*EXERCISE GOAL:*
Read through the records. Copy each line that has the word "detail".

(Beginning of RECORD SET)

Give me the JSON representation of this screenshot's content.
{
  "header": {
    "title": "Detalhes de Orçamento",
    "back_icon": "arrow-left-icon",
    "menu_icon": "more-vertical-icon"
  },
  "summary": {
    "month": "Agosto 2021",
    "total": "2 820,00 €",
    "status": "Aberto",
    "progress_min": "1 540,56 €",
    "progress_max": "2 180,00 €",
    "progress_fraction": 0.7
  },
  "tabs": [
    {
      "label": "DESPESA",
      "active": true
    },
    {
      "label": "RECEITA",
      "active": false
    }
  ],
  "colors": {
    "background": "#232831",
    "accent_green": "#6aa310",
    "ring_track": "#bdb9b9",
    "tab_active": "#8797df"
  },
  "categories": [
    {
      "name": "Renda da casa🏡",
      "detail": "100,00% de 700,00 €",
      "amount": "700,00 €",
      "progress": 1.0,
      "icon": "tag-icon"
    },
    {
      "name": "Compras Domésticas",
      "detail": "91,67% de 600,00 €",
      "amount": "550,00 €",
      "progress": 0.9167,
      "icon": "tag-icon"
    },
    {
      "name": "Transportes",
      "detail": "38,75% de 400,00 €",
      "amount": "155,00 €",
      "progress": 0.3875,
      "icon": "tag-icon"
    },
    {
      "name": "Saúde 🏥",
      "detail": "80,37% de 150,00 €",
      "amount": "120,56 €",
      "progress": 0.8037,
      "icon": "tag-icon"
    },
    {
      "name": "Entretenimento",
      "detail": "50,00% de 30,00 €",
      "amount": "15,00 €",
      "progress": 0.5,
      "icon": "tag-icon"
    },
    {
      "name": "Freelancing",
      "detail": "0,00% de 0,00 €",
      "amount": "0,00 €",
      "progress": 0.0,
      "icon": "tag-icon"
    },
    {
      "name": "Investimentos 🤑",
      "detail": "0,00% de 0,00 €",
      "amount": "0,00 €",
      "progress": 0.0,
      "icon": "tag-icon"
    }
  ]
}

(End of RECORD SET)

*SOLUTION TO THE EXERCISE:*
      "detail": "100,00% de 700,00 €",
      "detail": "91,67% de 600,00 €",
      "detail": "38,75% de 400,00 €",
      "detail": "80,37% de 150,00 €",
      "detail": "50,00% de 30,00 €",
      "detail": "0,00% de 0,00 €",
      "detail": "0,00% de 0,00 €",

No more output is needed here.